Print version ISSN 1516-8034
Rev. soc. bras. fonoaudiol. vol.17 no.1 São Paulo Jan./Mar. 2012
Department of Speech-Language Pathology and Audiology, Universidade do Centro-Oeste UNICENTRO Irati (PR), Brazil
Catrini M. Apraxia: the complex relationship between body and speech [dissertation]. São Paulo: Pontifícia Universidade Católica de São Paulo; 2011.
This study was triggered by clinical questions related to the problem of Apraxia. When there is incontestable neurological disease, any articulation disorder is immediately assumed and labeled as a Speech Apraxia or Dysarthria. Even when an organic damage cannot be effectively confirmed by medical diagnosis or technological devices, if there is a suspicion of its existence, clinical reasoning tends to follow the same direction. In these conditions, specifically, the suspicion falls on Apraxia of Speech, a disease usually defined as a motor speech disorder in which articulatory and prosodic difficulties are observed, without muscle damage. Therefore, a question can be raised: what causes these functional symptoms? Apraxia affects the body and "the body" is, by tradition and right, (exclusive) research object of Physiology and Pathology. I endeavored to indicate and justify the strength of that theoretical and clinical discourse, which sustains itself on the philosophical dichotomic opposition between mind and body, i.e., between reason/cognition and body/organism. Apraxia is, thus, traditionally approached, studied and defined through that perspective. In the present study, however, Freud is taken as a landmark because he introduced a completely different trend of reasoning which dissolves the philosophical and psychophysical dualism mind-body. Affected by the 'wreckage' of hysteria and the 'holes' of aphasia, he saw that structure and functioning do not go side by side. Hence another conception of body must be introduced and developed in Apraxia studies the human body is bodylanguage.
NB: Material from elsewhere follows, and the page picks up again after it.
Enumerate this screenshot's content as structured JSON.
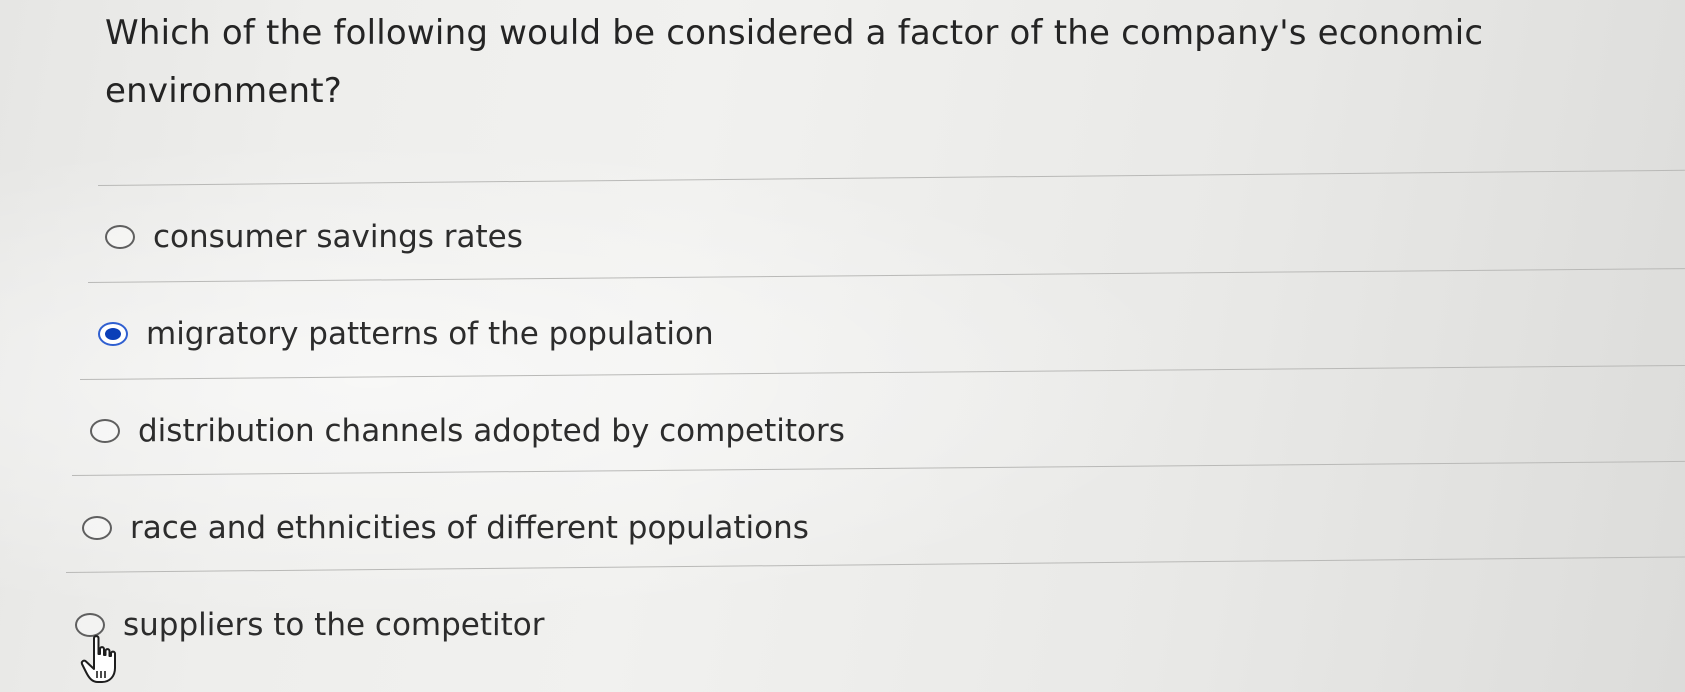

This thesis tried to follow Freud's theoretical direction concerning the relationship between body and language in Apraxia.
Study conducted at the Graduate Program in Applied Linguistics and Language Studies, Pontifícia Universidade Católica de São Paulo PUC-SP São Paulo (SP), Brazil, for obtaining a PhD in Applied Linguistics and Language Studies, under the supervision of Professor Maria Francisca Lier-DeVitto, PhD.
Melissa Catrini da Silva Chinarro
UNICENTRO DEFONO. PR 153, Km 7, Riozinho, Irati (PR), Brasil, CEP: 84500-000
Grants from: CNPq